‘The biggest ARIA Awards we’ve ever had’: Dan Rosen [op-ed]
The ARIA Awards are the biggest night of the year for the Australian music industry, and this year was a worthy celebration of all the success we’ve had in 2019.
The celebration lasted across Oz Music Month and ARIA Week, culminating in the awards show last Wednesday (November 27). A week on from the ARIAs, it’s a good time to really reflect on how well things went on Australian music’s night of nights.
Of course, the story of the evening was Tones And I. Capping off an incredible year, with 18 weeks at #1 on the ARIA Singles Chart, she opened the ARIAs with an amazing version of Dance Monkey. I know people loved it because it is already the most viewed video on ARIA’s YouTube Channel.
Let’s not forget about her speeches. Tones has been keeping away from the media since her success has taken her to global stardom. So it was truly special for Australia, and the world, to finally see her speak with such frankness and openness. And she was joined by other artists who showed their authentic and passionate selves when accepting their awards, be it Dan Sultan, Guy Sebastian, Kaiit, or our Hall Of Fame inductees, Human Nature.
Across all the platforms that make up our modern life – free-to-air, catch up, online and social – this was the biggest ARIA Awards we’ve ever had.
For the first time ever, we made all the performances and speeches from this year’s ARIA Awards available on YouTube after the show. In less than 24 hours, we hit 1 million views. We can see just how much people loved the performances, speeches and magic moments. This couldn’t have happened without YouTube Music, our new partner, and I thank them for their support.
We can see the incredible reaction across social media. We started trending at #1 in Australia at 2pm, when the Red Carpet started, and we were still there at 11pm, 9 hours later, when people were finally going to sleep (… unless you were at one of the after-parties). ‘ARIAs’ also managed to trend in 74 cities around the world.
Of course, music fans love social media.
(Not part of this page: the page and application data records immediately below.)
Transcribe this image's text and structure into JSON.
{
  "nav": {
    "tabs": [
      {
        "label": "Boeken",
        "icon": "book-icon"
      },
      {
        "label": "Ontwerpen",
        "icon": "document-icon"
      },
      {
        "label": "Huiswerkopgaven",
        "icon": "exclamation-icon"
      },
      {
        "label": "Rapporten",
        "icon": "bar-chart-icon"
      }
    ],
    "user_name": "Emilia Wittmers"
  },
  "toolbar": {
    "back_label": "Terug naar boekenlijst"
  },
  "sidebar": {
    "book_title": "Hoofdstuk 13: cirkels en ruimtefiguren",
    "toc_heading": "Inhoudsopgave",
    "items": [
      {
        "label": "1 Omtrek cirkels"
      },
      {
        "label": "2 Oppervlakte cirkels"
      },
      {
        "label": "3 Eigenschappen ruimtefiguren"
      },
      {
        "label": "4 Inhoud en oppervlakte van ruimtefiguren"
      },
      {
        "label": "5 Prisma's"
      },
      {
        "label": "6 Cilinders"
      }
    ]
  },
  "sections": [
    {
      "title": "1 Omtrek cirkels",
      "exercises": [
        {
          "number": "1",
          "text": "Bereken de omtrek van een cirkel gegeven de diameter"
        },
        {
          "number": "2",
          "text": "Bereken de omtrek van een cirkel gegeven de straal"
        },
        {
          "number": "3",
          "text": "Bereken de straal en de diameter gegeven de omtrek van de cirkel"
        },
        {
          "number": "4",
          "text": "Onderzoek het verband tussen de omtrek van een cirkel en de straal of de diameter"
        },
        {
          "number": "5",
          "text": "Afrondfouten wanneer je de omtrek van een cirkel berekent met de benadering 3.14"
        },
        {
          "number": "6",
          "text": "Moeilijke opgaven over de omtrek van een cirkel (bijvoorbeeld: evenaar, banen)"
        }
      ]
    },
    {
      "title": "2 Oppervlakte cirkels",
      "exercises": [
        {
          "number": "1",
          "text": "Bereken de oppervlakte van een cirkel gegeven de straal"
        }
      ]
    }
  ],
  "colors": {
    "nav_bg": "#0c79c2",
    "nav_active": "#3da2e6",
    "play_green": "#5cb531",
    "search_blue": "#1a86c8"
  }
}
But they also tuned in to the Nine Network broadcast, which hit a peak national audience of over 700,000. Most importantly the ARIA Awards was the #1 show on TV for the evening in the key demographic of people under 50-years-old.
But there’s no point having a big platform if we cannot shine a light on great Australian music. And if the ARIA Awards’ role is to spotlight Australian music to a bigger audience, then I couldn’t be prouder of the job we’ve done. We had seven incredible Australian performances. Four of them had never performed at the ARIAs before, but hundreds of thousands of people know of them now.
In fact, it was the year for new artists. 11 of the 22 awards given out on the night went to first time nominees. From Tones And I to Amyl and the Sniffers, these are the new voices that were selected by their peers, fellow musicians and industry experts who make up the 800 strong ARIA Voting Academy.
We will look back at 2019 as the year new music dominated, and the year that tomorrow’s superstars emerged. And I was very proud to announce on the night that over $250,000 had been raised for our music community’s charity Support Act through AusMusic T-Shirt Day – an initiative started by ARIA five years ago and grown in partnership with triple j.
A week on from the 2019 show, we are already starting to talk about what the 2020 ARIA Awards will look like. The nature of these shows, and what the audiences want, will change. But what will not change is the ARIA Awards role in bringing the best Australian music we have to offer to the biggest audience we can engage throughout Australia and around the world.